**Exercise description**
Pull out every line below holding the word "this".

<<<<

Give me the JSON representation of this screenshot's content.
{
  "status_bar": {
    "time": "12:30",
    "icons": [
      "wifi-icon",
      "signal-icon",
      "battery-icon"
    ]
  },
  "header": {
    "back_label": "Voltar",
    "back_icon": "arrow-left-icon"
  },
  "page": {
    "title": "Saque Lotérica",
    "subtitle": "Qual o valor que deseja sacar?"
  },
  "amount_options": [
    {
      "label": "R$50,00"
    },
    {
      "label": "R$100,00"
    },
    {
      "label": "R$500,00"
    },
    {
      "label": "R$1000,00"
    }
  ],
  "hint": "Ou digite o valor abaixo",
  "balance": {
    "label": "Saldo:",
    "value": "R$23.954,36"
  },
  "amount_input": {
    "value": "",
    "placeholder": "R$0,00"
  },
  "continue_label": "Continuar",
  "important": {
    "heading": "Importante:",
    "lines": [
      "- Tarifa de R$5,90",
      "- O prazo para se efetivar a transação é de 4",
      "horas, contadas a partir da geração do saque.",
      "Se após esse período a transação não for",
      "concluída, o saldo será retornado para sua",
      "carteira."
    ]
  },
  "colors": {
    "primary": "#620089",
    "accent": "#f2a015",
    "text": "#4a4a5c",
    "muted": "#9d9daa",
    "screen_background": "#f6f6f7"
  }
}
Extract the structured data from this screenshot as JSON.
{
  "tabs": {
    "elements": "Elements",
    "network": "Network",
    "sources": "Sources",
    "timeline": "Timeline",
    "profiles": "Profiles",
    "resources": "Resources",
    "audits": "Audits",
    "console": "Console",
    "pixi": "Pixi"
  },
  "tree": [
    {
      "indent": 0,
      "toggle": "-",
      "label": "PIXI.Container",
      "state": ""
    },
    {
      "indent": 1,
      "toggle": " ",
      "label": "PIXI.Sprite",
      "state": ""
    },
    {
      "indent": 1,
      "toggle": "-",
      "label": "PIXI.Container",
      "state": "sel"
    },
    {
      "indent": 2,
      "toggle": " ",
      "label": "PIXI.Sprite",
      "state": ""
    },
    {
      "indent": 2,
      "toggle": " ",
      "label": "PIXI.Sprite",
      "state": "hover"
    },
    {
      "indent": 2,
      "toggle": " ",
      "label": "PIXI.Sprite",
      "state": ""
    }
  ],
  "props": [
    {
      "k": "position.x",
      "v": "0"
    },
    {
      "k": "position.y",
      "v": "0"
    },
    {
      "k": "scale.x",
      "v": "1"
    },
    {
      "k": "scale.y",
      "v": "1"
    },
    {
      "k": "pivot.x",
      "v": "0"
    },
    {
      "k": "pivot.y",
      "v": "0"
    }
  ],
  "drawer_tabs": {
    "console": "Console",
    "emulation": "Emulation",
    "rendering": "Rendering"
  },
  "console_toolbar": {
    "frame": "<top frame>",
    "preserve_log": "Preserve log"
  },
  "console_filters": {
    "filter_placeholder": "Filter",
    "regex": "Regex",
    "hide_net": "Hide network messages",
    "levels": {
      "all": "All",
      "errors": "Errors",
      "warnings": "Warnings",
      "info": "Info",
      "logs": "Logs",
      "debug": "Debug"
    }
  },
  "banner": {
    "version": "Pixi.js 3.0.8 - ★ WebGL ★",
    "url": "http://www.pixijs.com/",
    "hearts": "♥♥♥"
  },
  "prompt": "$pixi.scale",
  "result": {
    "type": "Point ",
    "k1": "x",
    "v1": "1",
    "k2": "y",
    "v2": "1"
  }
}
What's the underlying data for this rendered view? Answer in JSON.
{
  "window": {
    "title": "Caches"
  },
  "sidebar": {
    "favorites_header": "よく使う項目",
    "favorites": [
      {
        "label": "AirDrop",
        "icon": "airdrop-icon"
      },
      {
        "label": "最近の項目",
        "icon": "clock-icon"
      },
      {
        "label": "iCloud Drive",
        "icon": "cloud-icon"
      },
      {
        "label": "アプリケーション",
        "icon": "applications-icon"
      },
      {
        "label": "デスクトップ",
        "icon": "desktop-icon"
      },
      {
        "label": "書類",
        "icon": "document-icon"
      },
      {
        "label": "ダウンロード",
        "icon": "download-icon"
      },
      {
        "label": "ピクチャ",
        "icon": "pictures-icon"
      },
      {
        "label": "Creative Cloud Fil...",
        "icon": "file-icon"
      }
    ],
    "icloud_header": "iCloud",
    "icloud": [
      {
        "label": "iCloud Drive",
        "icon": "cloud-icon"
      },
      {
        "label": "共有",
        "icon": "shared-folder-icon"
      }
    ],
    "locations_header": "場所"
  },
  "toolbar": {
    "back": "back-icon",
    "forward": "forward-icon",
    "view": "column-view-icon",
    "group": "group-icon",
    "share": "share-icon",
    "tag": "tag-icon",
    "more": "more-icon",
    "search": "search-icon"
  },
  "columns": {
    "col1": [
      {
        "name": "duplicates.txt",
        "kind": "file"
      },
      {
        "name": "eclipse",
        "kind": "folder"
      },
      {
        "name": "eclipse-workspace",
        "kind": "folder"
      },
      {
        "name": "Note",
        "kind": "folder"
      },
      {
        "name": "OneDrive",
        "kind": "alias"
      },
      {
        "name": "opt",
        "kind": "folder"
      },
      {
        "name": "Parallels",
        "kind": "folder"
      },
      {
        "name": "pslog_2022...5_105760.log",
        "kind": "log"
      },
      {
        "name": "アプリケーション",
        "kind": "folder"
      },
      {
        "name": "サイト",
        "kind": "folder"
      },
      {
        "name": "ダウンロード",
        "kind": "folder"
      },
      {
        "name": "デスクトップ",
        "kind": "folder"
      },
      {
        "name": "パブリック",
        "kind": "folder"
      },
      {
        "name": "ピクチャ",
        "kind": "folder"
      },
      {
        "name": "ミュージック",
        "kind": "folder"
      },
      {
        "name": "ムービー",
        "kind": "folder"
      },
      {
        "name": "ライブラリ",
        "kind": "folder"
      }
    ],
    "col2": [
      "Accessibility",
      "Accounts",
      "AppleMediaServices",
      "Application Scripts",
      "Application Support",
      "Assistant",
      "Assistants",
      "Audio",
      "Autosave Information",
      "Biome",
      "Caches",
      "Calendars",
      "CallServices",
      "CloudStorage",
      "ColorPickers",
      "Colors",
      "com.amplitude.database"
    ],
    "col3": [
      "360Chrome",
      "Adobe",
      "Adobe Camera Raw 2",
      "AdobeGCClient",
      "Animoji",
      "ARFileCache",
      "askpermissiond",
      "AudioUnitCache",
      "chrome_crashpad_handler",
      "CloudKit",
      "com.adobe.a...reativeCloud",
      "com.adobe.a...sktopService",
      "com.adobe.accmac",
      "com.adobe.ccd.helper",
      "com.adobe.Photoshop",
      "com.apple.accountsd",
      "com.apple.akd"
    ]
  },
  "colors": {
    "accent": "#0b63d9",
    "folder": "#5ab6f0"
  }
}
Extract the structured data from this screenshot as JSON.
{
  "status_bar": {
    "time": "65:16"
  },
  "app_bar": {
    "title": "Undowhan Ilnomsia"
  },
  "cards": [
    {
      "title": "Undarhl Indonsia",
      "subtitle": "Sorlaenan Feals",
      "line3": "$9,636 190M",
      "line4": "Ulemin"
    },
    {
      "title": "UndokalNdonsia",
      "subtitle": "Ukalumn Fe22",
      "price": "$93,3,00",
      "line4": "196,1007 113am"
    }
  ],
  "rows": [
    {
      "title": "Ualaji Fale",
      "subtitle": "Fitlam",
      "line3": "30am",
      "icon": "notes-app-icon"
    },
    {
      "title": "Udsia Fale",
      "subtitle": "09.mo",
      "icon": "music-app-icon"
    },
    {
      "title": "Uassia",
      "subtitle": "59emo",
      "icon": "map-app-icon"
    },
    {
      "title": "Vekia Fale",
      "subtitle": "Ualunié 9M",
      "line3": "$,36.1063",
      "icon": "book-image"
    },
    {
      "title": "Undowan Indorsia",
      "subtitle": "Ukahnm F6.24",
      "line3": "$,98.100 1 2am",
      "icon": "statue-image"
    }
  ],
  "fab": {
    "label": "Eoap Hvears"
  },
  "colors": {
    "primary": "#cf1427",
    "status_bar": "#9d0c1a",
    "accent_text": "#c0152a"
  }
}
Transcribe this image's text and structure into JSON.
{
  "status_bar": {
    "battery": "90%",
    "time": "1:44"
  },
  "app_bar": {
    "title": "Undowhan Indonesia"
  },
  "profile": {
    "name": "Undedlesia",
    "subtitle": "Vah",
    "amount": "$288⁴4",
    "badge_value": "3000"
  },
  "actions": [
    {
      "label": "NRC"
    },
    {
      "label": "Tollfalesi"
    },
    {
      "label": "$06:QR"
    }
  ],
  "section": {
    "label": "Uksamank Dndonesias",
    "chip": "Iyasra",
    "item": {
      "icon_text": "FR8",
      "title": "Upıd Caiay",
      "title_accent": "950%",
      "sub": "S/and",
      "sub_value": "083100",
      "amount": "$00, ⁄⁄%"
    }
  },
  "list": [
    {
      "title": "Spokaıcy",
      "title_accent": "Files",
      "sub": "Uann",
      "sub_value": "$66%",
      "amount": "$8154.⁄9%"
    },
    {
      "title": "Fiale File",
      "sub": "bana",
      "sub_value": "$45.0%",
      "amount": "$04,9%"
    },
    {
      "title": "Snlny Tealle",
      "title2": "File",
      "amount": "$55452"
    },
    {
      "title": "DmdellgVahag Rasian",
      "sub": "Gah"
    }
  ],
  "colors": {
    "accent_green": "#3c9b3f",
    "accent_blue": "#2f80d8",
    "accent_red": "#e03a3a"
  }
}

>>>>

**The answer**
Give me the JSON representation of this screenshot's content.
Extract the structured data from this screenshot as JSON.
What's the underlying data for this rendered view? Answer in JSON.
Extract the structured data from this screenshot as JSON.
Transcribe this image's text and structure into JSON.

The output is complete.